Xi and Modi are not done yet. The Chinese president arrived later in the day in Washington where he will be honoured with a White House state banquet despite differences and tensions with the US and public wrangling over cyber attacks. Modi had to settle for an official visit and hot water when he visited last year in the middle of his Navratri fast; besides, his predecessor Manmohan Singh had already snagged a state visit.
The Indian Prime Minister will leave for California on Saturday, where he will rack up even more meetings with tech tycoons, start-up stars, and assorted Silicon Valley overlords, topping it off with a rousing, Bollywoodized public meeting (with singer Kailash Kher for entertainment) that the Chinese don't have in their playbook, although their own soft power in the US is no less.
Both countries are showing off their respective bench strength and depth of their diaspora in the US and their global tech economy heft. Xi's meeting at the Microsoft campus included Lenovo CEO Yang Yuanqing, Yahoo founder Jerry Yang, chipmaker AMD CEO Lisa Su, and Alibaba founder Jack Ma, among others. Facebook's Mark Zuckerberg, whose wife Priscilla Chan is Chinese-American, greeted him in Mandarin.

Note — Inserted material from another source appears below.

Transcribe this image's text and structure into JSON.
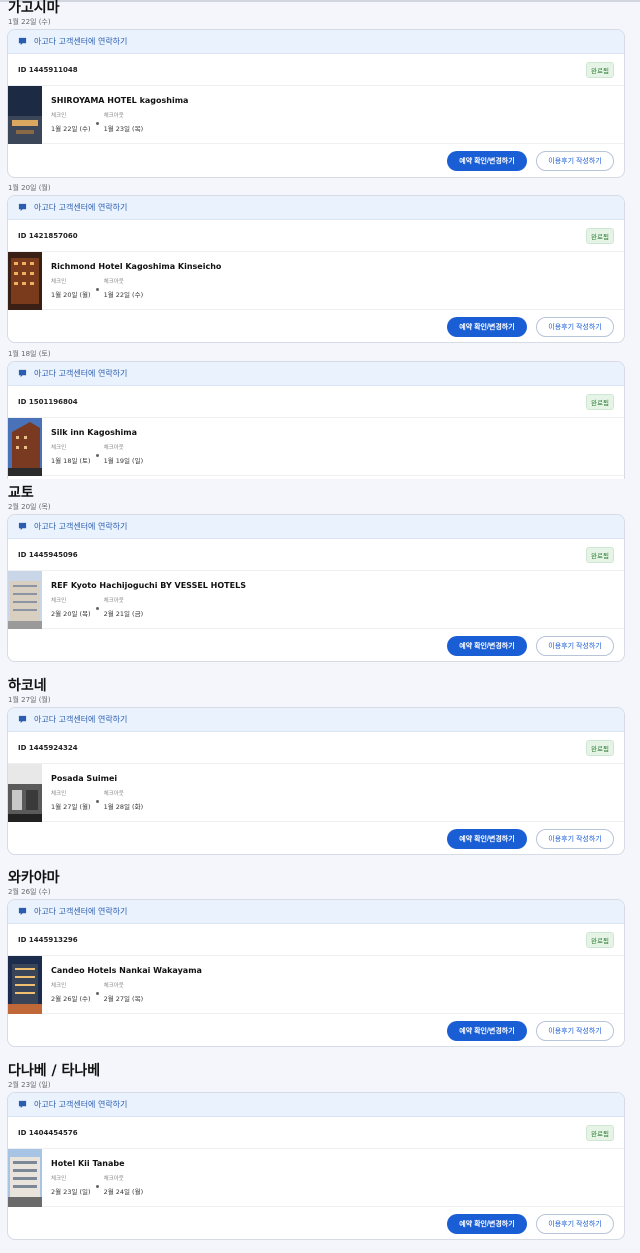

Modi, on his part, will pull in Microsoft's Satya Nadella (who hosted the Xi meeting in Seattle), Google's Sundar Pichai (who did not go to Seattle), Sandisk's Sanjay Mehrotra, among other Indian-origin CEOs, besides visiting Tesla and Google (where some key joint announcements are to be made) and taking part in a townhall with Facebook's Zuckerberg, who will doubtless summon up at least a "Namaste".
In fact, the difference between the two countries and the way they approach the world is evident in how the two leaders are handling their engagements — one has a tightly-scripted programme that disdains open interactions and social media. The other embraces open forums and social media engagement, although some of it is choreographed.
They will both return to New York, staying at the Chinese-owned Waldorf-Astoria, although the Indian side had the option of staying at the Tata-owned Pierre — an even fancier digs slightly uptown across from Central Park — but chose proximity and logistics over bragging rights.
The term Indo-China has long described the two countries sphere of influence in South East Asia, and the portmanteau word ChIndia, coined by Congress strategist Jairam Ramesh, alludes to their heft. But on Thursday, there were the first contours of "ChIndUS Century" - a China, India, US triage to address the economic ills of the world.
Economic growth in China and India and their buying power will keep America humming